See the ‘Dandenong Catchment’ page for a detailed description of the catchment.
This Report Card provides an overview of water quality in the Dandenong catchment from 1 July 2014 to 30 June 2015. The quality of the water was given an overall score by combining the results of six standard water quality parameters: nutrients, water clarity (turbidity), dissolved oxygen, salinity (conductivity), pH (acidity/alkalinity) and metals.
In 2014–15, water quality in the Dandenong catchment was ‘Very Poor.’
Summary Table: The table below shows the percentage of the Dandenong catchment that falls into each scoring category. See scoring method for more information.
Near naturally forested area at the base of Mt Dandenong
Small streams in urban and industrial areas
The routine monitoring at 17 sites gives us information for about 71 per cent of the catchment. The remaining 29 per cent of unmonitored catchment is a mix of rural and urban land use, which would typically score as ‘Very Poor’ in this region.
See the Monitoring Programs page for changes to the monitoring program.
The section 'Changes over time’ compares these annual index scores and indicators with the Dandenong catchment’s scores from previous Report Cards (since 2000). Results can also be compared to other catchments.
Site-specific details about parameters can be accessed via the map.
Water quality in the Dandenong catchment is ‘Very Poor’.
Urban and industrial land use dominates much of the Dandenong catchment. Runoff from these areas carries pollution to the waterways, which reduces waterway health. Concentrations of nutrients and metals (e.g. copper, lead, zinc, chromium) are often high due to runoff from industrial areas and roads.

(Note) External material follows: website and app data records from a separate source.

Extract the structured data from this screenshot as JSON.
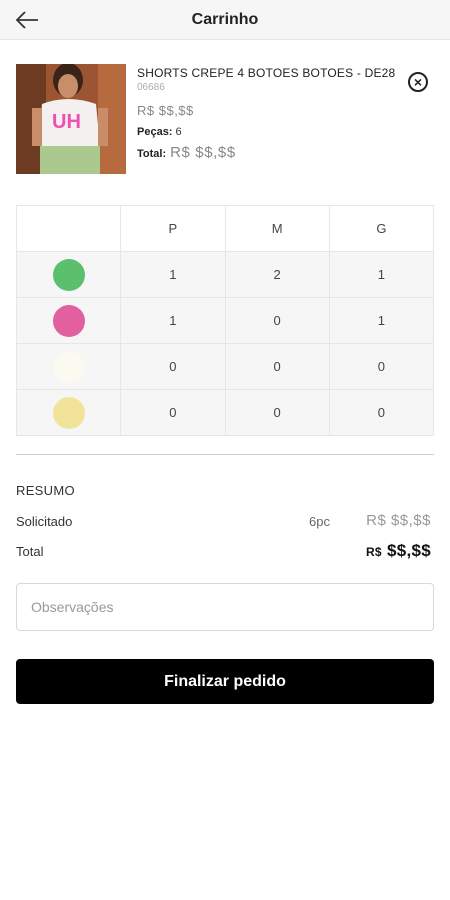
{
  "header": {
    "title": "Carrinho",
    "back_icon": "arrow-left-icon"
  },
  "product": {
    "name": "SHORTS CREPE 4 BOTOES BOTOES - DE28",
    "code": "06686",
    "price": "R$ $$,$$",
    "pieces_label": "Peças:",
    "pieces_value": "6",
    "total_label": "Total:",
    "total_value": "R$ $$,$$",
    "remove_icon": "close-circle-icon"
  },
  "grid": {
    "sizes": [
      "P",
      "M",
      "G"
    ],
    "rows": [
      {
        "color": "#5cbf6e",
        "values": [
          "1",
          "2",
          "1"
        ]
      },
      {
        "color": "#e2609f",
        "values": [
          "1",
          "0",
          "1"
        ]
      },
      {
        "color": "#fafaf0",
        "values": [
          "0",
          "0",
          "0"
        ]
      },
      {
        "color": "#f2e39a",
        "values": [
          "0",
          "0",
          "0"
        ]
      }
    ]
  },
  "summary": {
    "title": "RESUMO",
    "requested_label": "Solicitado",
    "requested_count": "6pc",
    "requested_value": "R$ $$,$$",
    "total_label": "Total",
    "total_currency": "R$",
    "total_value": "$$,$$"
  },
  "notes": {
    "placeholder": "Observações"
  },
  "actions": {
    "finish_label": "Finalizar pedido"
  }
}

Historically, many waterways in the Dandenong catchment were straightened or concrete-lined to increase their effectiveness in draining away water and reducing floods. However, this has removed natural meanders in the waterway and destroyed a lot of stream habitat, which, along with polluted run-off has decreased water quality in these waterways. For example, clearing trees around a waterway reduces shade and increases water temperature, which decreases dissolved oxygen
The exception to this ‘Very Poor’ score is the relatively undisturbed monitoring site on the edge of the forest in the upper reaches of the Dandenong catchment (see Dandenong Creek, Doongalla Forest). At this location, the WQI scores ‘Good’ because the environment is closer to its natural state. This was the only monitoring location in the Dandenong catchment with low metal concentrations, demonstrating the source of these inputs to be from industrial and urban areas within the catchment.
Despite the catchments scoring ‘Very Poor’, these waterways continue to sustain considerable populations of fish, frogs and birds. The region’s significant wetlands (Edithvale-Seaford wetlands) are recognised for their valuable diversity of waterbirds under the Ramsar Convention).
Short-term environmental and extreme weather events can impact water quality in waterways. Long-term dry spells can result in reduced river flows, increases in salinity and algal blooms, while heavy rainfalls can cause flooding, river bank erosion, and wash sediments, nutrients and pollutants into waterways.
Below average rainfall was observed in 2014–15. The Bureau of Metrology (2016) noted just three days during the year when significant rainfall (between 25 – 29 mm) was recorded.
Outside of these dates, no significant environmental or weather events were recorded for the period that would have significantly affected water quality.
Looking at the scores for the Dandenong catchment going back to 2000, there is a general trend of ‘Very Poor’ water quality scores.
The water quality has most likely been influenced by urban and industrial development in the catchment over the past two decades, particularly around Hallam, Cranbourne, Lynbrook and Berwick.
Some sites have shown very slight improvements since the drought broke in 2010, but scores have remained ‘Very Poor’ due to high concentrations of metals and nutrients that originate in this catchment’s large industrial and urban areas.
Management objectives across the Dandenong catchment aim to strike a balance between managing for flood mitigation and protecting environmental values. Improvements in water quality can be difficult to achieve in catchments with heavy industrial and urban development.
Pollutants are often transported into waterways from diverse sources spread across the catchment. The implementation of projects designed to reduce stormwater inputs such as installing water-sensitive urban-designed rainwater tanks, raingardens and roadside swales (vegetated ditches designed to collect runoff) can help to improve water quality in urban waterways.
The Government, authorities and community have implemented the following initiatives to improve waterway health in the Dandenong catchments:
Environment Protection Authority Victoria (EPA)
For more information about projects and works for the Dandenong catchment in 2014–15, please see the Melbourne Water Waterways Local Updates.
A number of priority areas and actions have been identified in the Dandenong catchment to build on existing projects and initiatives. These include:
The following figures show a comparison of scores for each identified water quality indicator in the catchments and Port Phillip Bay.